Tips for Making this butternut squash hummus
Whenever I make hummus from scratch, I always like to do a few things to make my hummus extra smooth and creamy.
- Pop those chickpeas: This is an extra step that takes about 10 minutes, but it will result in extra creamy hummus. I like to pop the chickpeas out of their little shell. This may be really weird to say, but I’m gonna say it. It’s kind of like popping them out of their little condom lol. I don’t know what else to call it, but you know what I am talking about. Sorry if I grossed you out!
- Use a blender: I have used a food processor and a blender when making hummus and the blender gets the hummus extra smooth. It takes a little more work, using the temper to make sure it all gets incorporated but it makes for a really great hummus. You may need to stop and scrape down the sides more, but its worth it in my opinion. My go-to blender is my Vitamix.
- Use good tahini: If you can, use a quality made tahini that is extra smooth and drippy. Skip the the hard tahini at the bottom of the jar (you know what I mean). And try and use some of that good, drippy tahini.
- Use a little water: To get things moving (especially in a blender), it is important to use a little water as you blend. In total, I use about 2-3 tbsp of warm water. I also use extra virgin olive oil as well.
Whether you choose to use canned or cook your own chickpeas, personally I haven’t tasted a huge difference in the final product. And that’s why I usually use canned chickpeas, and just rinse them well. I do recommend buying canned chickpeas that are in a BPA free can, I use this brand. They also cook their chickpeas with kombu. Kombu, a sea vegetable helps make the chickpeas easier to digest.
I hope you love this butternut squash hummus as much as I do. And don’t forget to tag me on Instagram if you make it, and/or leave a comment or review below.
Butternut Squash Hummus
Creamy, butternut squash hummus topped with the spice blend- dukkah and crispy sage.
For the Butternut Squash Hummus
For the Hummus
Preheat the oven to 400ºF (204ºC) and line a baking sheet with parchment paper. Cut the butternut squash in half, remove the seeds and peel the skin off. Slice and chop the squash into cubes. Drizzle a little avocado oil on top and some salt and pepper. Bake for 35 to 40 minutes until cooked through. Remove and let cool.

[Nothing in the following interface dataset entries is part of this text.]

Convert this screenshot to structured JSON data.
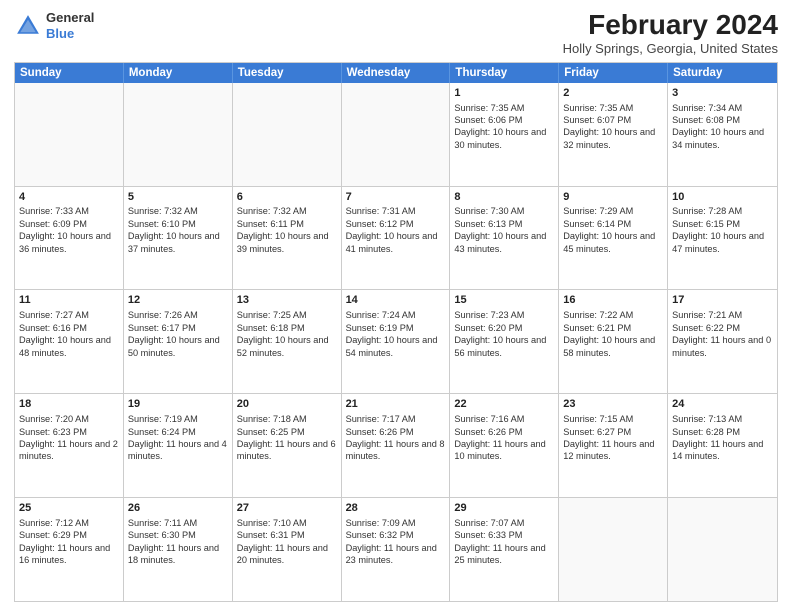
{
  "header": {
    "logo_general": "General",
    "logo_blue": "Blue",
    "month_year": "February 2024",
    "location": "Holly Springs, Georgia, United States"
  },
  "days_of_week": [
    "Sunday",
    "Monday",
    "Tuesday",
    "Wednesday",
    "Thursday",
    "Friday",
    "Saturday"
  ],
  "weeks": [
    [
      {
        "day": "",
        "sunrise": "",
        "sunset": "",
        "daylight": ""
      },
      {
        "day": "",
        "sunrise": "",
        "sunset": "",
        "daylight": ""
      },
      {
        "day": "",
        "sunrise": "",
        "sunset": "",
        "daylight": ""
      },
      {
        "day": "",
        "sunrise": "",
        "sunset": "",
        "daylight": ""
      },
      {
        "day": "1",
        "sunrise": "Sunrise: 7:35 AM",
        "sunset": "Sunset: 6:06 PM",
        "daylight": "Daylight: 10 hours and 30 minutes."
      },
      {
        "day": "2",
        "sunrise": "Sunrise: 7:35 AM",
        "sunset": "Sunset: 6:07 PM",
        "daylight": "Daylight: 10 hours and 32 minutes."
      },
      {
        "day": "3",
        "sunrise": "Sunrise: 7:34 AM",
        "sunset": "Sunset: 6:08 PM",
        "daylight": "Daylight: 10 hours and 34 minutes."
      }
    ],
    [
      {
        "day": "4",
        "sunrise": "Sunrise: 7:33 AM",
        "sunset": "Sunset: 6:09 PM",
        "daylight": "Daylight: 10 hours and 36 minutes."
      },
      {
        "day": "5",
        "sunrise": "Sunrise: 7:32 AM",
        "sunset": "Sunset: 6:10 PM",
        "daylight": "Daylight: 10 hours and 37 minutes."
      },
      {
        "day": "6",
        "sunrise": "Sunrise: 7:32 AM",
        "sunset": "Sunset: 6:11 PM",
        "daylight": "Daylight: 10 hours and 39 minutes."
      },
      {
        "day": "7",
        "sunrise": "Sunrise: 7:31 AM",
        "sunset": "Sunset: 6:12 PM",
        "daylight": "Daylight: 10 hours and 41 minutes."
      },
      {
        "day": "8",
        "sunrise": "Sunrise: 7:30 AM",
        "sunset": "Sunset: 6:13 PM",
        "daylight": "Daylight: 10 hours and 43 minutes."
      },
      {
        "day": "9",
        "sunrise": "Sunrise: 7:29 AM",
        "sunset": "Sunset: 6:14 PM",
        "daylight": "Daylight: 10 hours and 45 minutes."
      },
      {
        "day": "10",
        "sunrise": "Sunrise: 7:28 AM",
        "sunset": "Sunset: 6:15 PM",
        "daylight": "Daylight: 10 hours and 47 minutes."
      }
    ],
    [
      {
        "day": "11",
        "sunrise": "Sunrise: 7:27 AM",
        "sunset": "Sunset: 6:16 PM",
        "daylight": "Daylight: 10 hours and 48 minutes."
      },
      {
        "day": "12",
        "sunrise": "Sunrise: 7:26 AM",
        "sunset": "Sunset: 6:17 PM",
        "daylight": "Daylight: 10 hours and 50 minutes."
      },
      {
        "day": "13",
        "sunrise": "Sunrise: 7:25 AM",
        "sunset": "Sunset: 6:18 PM",
        "daylight": "Daylight: 10 hours and 52 minutes."
      },
      {
        "day": "14",
        "sunrise": "Sunrise: 7:24 AM",
        "sunset": "Sunset: 6:19 PM",
        "daylight": "Daylight: 10 hours and 54 minutes."
      },
      {
        "day": "15",
        "sunrise": "Sunrise: 7:23 AM",
        "sunset": "Sunset: 6:20 PM",
        "daylight": "Daylight: 10 hours and 56 minutes."
      },
      {
        "day": "16",
        "sunrise": "Sunrise: 7:22 AM",
        "sunset": "Sunset: 6:21 PM",
        "daylight": "Daylight: 10 hours and 58 minutes."
      },
      {
        "day": "17",
        "sunrise": "Sunrise: 7:21 AM",
        "sunset": "Sunset: 6:22 PM",
        "daylight": "Daylight: 11 hours and 0 minutes."
      }
    ],
    [
      {
        "day": "18",
        "sunrise": "Sunrise: 7:20 AM",
        "sunset": "Sunset: 6:23 PM",
        "daylight": "Daylight: 11 hours and 2 minutes."
      },
      {
        "day": "19",
        "sunrise": "Sunrise: 7:19 AM",
        "sunset": "Sunset: 6:24 PM",
        "daylight": "Daylight: 11 hours and 4 minutes."
      },
      {
        "day": "20",
        "sunrise": "Sunrise: 7:18 AM",
        "sunset": "Sunset: 6:25 PM",
        "daylight": "Daylight: 11 hours and 6 minutes."
      },
      {
        "day": "21",
        "sunrise": "Sunrise: 7:17 AM",
        "sunset": "Sunset: 6:26 PM",
        "daylight": "Daylight: 11 hours and 8 minutes."
      },
      {
        "day": "22",
        "sunrise": "Sunrise: 7:16 AM",
        "sunset": "Sunset: 6:26 PM",
        "daylight": "Daylight: 11 hours and 10 minutes."
      },
      {
        "day": "23",
        "sunrise": "Sunrise: 7:15 AM",
        "sunset": "Sunset: 6:27 PM",
        "daylight": "Daylight: 11 hours and 12 minutes."
      },
      {
        "day": "24",
        "sunrise": "Sunrise: 7:13 AM",
        "sunset": "Sunset: 6:28 PM",
        "daylight": "Daylight: 11 hours and 14 minutes."
      }
    ],
    [
      {
        "day": "25",
        "sunrise": "Sunrise: 7:12 AM",
        "sunset": "Sunset: 6:29 PM",
        "daylight": "Daylight: 11 hours and 16 minutes."
      },
      {
        "day": "26",
        "sunrise": "Sunrise: 7:11 AM",
        "sunset": "Sunset: 6:30 PM",
        "daylight": "Daylight: 11 hours and 18 minutes."
      },
      {
        "day": "27",
        "sunrise": "Sunrise: 7:10 AM",
        "sunset": "Sunset: 6:31 PM",
        "daylight": "Daylight: 11 hours and 20 minutes."
      },
      {
        "day": "28",
        "sunrise": "Sunrise: 7:09 AM",
        "sunset": "Sunset: 6:32 PM",
        "daylight": "Daylight: 11 hours and 23 minutes."
      },
      {
        "day": "29",
        "sunrise": "Sunrise: 7:07 AM",
        "sunset": "Sunset: 6:33 PM",
        "daylight": "Daylight: 11 hours and 25 minutes."
      },
      {
        "day": "",
        "sunrise": "",
        "sunset": "",
        "daylight": ""
      },
      {
        "day": "",
        "sunrise": "",
        "sunset": "",
        "daylight": ""
      }
    ]
  ]
}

Add the cooked and cooled squash (1 1/2 cups of it) along with the chickpeas, garlic, tahini, lemon juice, paprika, salt, extra virgin olive oil and 1 tbsp of water to a food processor or blender. Blend until smooth and creamy, adding more water as needed.
For the Dukkah
Heat a cast iron pan over medium heat and add the hazelnuts. Toast for 2 to 3 minutes, until fragrant. Remove and place in a clean tea towel, move the tea towel around and rub back and forth to remove the skins. Then roughly chop and set aside in a small bowl.
On the same cast iron pan, over medium-low heat add the sesame seeds and toast for 30 seconds to 1 minute, stirring frequently. Remove and add to the bowl with the hazelnuts.
On the same pan, add the fennel seeds and toast for 30 seconds, then add the coriander, cumin and peppercorns and toast for 30 seconds. Remove and add to a small bowl, separate from the hazelnuts.
In a coffee grinder, blender or food processor, add the fennel seed mixture and pulse until roughly chopped and incorporated. Add to the bowl with the hazelnuts and sesame seeds and add the thyme and sea salt and mix well. Store in an airtight container.
Add the hummus to a bowl, top with dukkah, a little extra drizzle of extra virgin olive oil, fried sage leaves and pomegranate arils if desired. Serve and enjoy!